Why stop at giving kids breakfast, when there are bigger issues - like getting them through the school gate

It's time to give Prime Minister John Key a (small) slap on the back for acknowledging the obvious - that too many children come to school hungry - and being part of the solution through the food in schools scheme announced this week.

His more conservative supporters aren't happy, and no one should be too overjoyed about it. At best, we are minimally topping up the nutrient deficiencies of children whose parents are impoverished and don't have the wherewithal or the time to make better food choices.

At worst, we are papering over severe problems in households that already receive taxpayer funding to ensure their children are fed, clothed and sheltered (not to mention all the cash funnelled into social services to attend to these dysfunctional families).

It would be nice if our leaders could openly admit that while some people are desperately poor, others just don't do the right thing by their children.


But to say that out loud invites being shot down as a heartless rich prick. Instead, politicians must blame no one for the sad reality of malnourished children - which is all one needs to know to be assured that in 10, 20 years, there will still be hungry children tramping through the nation's schools.

Would that all the nation's children were, in fact, tramping through schools. But what we know from Paula Bennett's 2011 Green Paper for Vulnerable Children is that some 30,000 or so children throughout the country are truant from school each day.

So thousands of kids won't get the free grub on offer because they won't be there.

So, as a country, how serious are we about ensuring all our children get the chance to take part in the generally excellent state education provided?

Because we've already said we're serious enough to provide said education, subsidised (to a greater or lesser degree) for 13 years. We'd now like to ensure that kids get at least one proper meal a day so they can concentrate at school.

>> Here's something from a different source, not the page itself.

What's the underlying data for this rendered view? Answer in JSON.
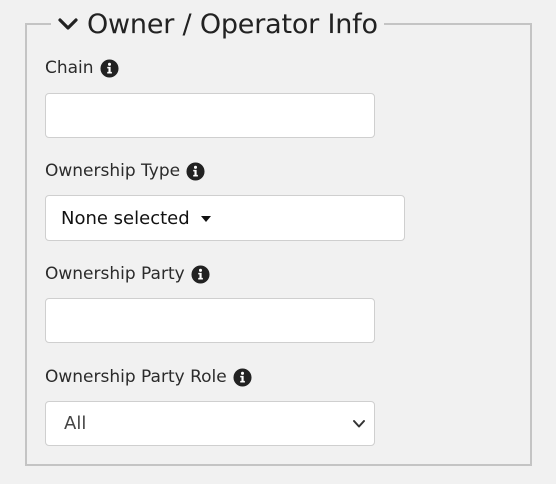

Are we prepared to pay for still more initiatives to ensure they get through the school gates? (More, that is, than just paying the justice system to prosecute the parents of chronic truants?) There are plans overseas that do just that. A highly successful anti-poverty programme in Mexico, called Oportunidades, seeks to pay parents for making the right choices for their children, including getting them to school and taking them for health check-ups and vaccinations.

The programme has also been introduced in 25 countries where poverty stunts educational opportunity and has proven a worthwhile investment.

The Mayor of New York, billionaire Michael Bloomberg, also tried this idea using his own and other private funds. His three-year pilot programme, Opportunity NYC, also used cash incentives to ensure families sent their kids to school, but middling results meant it did not become part of public policy.

In other parts of the US, cash incentives for school attendance have really worked: KIPP (Knowledge is Power Program) rewards children themselves for things such as good results, attendance, and a positive attitude. These programmes turn children on to school with only token payments - a worthwhile fillip to educational investment.

Conservatives might say such plans are the welfare state gone mad; liberals may find them condescending. But like food in schools, they acknowledge that some households operate less than optimally, for whatever reason, and seek to alter the outcome. Viewed in this light, is paying our truants to attend school each day really so crazy?